“We’re a narrative species,” said the scientist on Radio 4 the other day. “We understand the world in terms of stories.” He was talking about the MMR vaccine and how the stories of danger that have grown up around it have deterred many parents from vaccinating their children against harmful diseases.
Depending on one’s view, one might argue that this is a case where our narrative instinct has not served us well. And of course, stories are used for cynical and manipulative purposes all the time, as we will doubtless be reminded between now and 8 June—just in case the fact of our living in a ‘post-truth’ era should not yet have sunk in.
If we truly are a narrative species, then stories are a fundamental part of our development. They have the power to shape us like nothing else. Nearly twenty years ago I chaired the judging panel for the Scottish Children’s Book Awards. At the ceremony I spoke about the importance of reading fiction. “A child’s imagination is the most precious thing it possesses,” I argued. “You can take away almost everything else, but so long as a child has a healthy imagination, it stands a good chance of surviving, of becoming a reasonably well balanced, thinking individual that will make its way in the adult world.
“And there is nothing—absolutely nothing—that feeds a child’s imagination like good writing. [I spoke of ‘writing’ but I could very well have used ‘storytelling’ instead.] From good writing more than anything else, children gain a sense of right and wrong—because it comes with no strings attached. From good writing they gain an understanding of the world around them, a very real sense that they’re not alone. And so they find the confidence to engage and participate.
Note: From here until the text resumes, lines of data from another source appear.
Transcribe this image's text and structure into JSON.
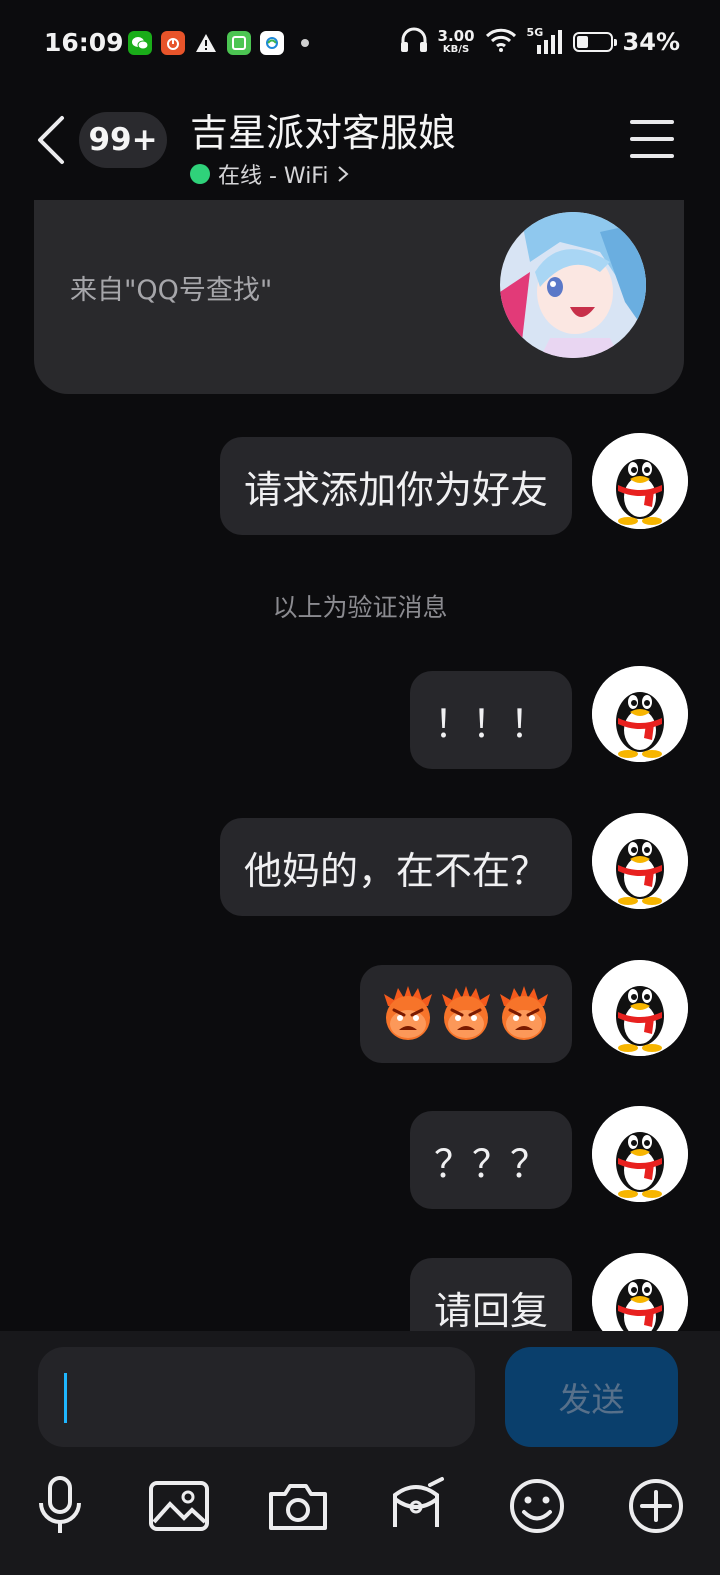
{
  "status_bar": {
    "time": "16:09",
    "net_speed_value": "3.00",
    "net_speed_unit": "KB/S",
    "signal_label": "5G",
    "battery_percent": "34%",
    "battery_level": 0.34,
    "app_icons": [
      "wechat-icon",
      "music-app-icon",
      "warning-icon",
      "green-app-icon",
      "mobile-carrier-icon",
      "more-dot-icon"
    ]
  },
  "header": {
    "unread_badge": "99+",
    "title": "吉星派对客服娘",
    "status": "在线 - WiFi",
    "status_color": "#2fd27a"
  },
  "card": {
    "source_text": "来自\"QQ号查找\""
  },
  "messages": [
    {
      "text": "请求添加你为好友"
    },
    {
      "text": "！！！"
    },
    {
      "text": "他妈的，在不在？"
    },
    {
      "emoji": "angry-face-emoji",
      "count": 3
    },
    {
      "text": "？？？"
    },
    {
      "text": "请回复"
    }
  ],
  "system_message": "以上为验证消息",
  "composer": {
    "send_label": "发送",
    "send_color": "#0a3f6c"
  },
  "toolbar": [
    "microphone-icon",
    "image-icon",
    "camera-icon",
    "red-packet-icon",
    "emoji-icon",
    "plus-icon"
  ]
}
“Children who read good writing stand the best chance of rising above the floodtide of cultural mediocrity that threatens to dumb down our society. And they have the means to escape the moral and cultural vacuum that can—at its most terrifying—give rise to events such as we saw recently at the Columbine High School in Colorado.”
That was 1999. Much more recently, the author Neil Gaiman has spoken of how he listened to a talk about the building of private prisons in the United States—a huge growth industry. The prison industry needed to plan how it would grow in future. How many cells would be needed, for example? How many prisoners would there be fifteen years hence? They found they could easily predict what was required by using a simple algorithm based on the percentage of 10- and 11-year-olds that couldn’t read; and certainly couldn’t read for pleasure.
It’s a startling equation, with its suggestion that the absence of stories can create sociopaths. But it’s one that may well make sense to anyone who has watched the face of a child lost in a book. If one could see inside the child, I imagine there would be the glow of wholesome, healthy connections being made between head and heart. The neuroscientific evidence increasingly confirms that stories promote wellbeing and the ability to empathise.
What it doesn’t yet tell us, as far as I know, is whether those connections that take place, those neural pathways that are opened or re-routed when we read or hear stories, can also help us to distinguish between the authentic and the fake. I pray they can. We’ve never needed that ability more than we do today.
There are still places on our summer residential, Life Stories In The Sun, at Cortijo Romero, Spain’s leading alternative holiday centre, 17-24 June. Join us for a relaxing and nourishing week sharing stories in the glorious setting of the Alpujarras. More information here.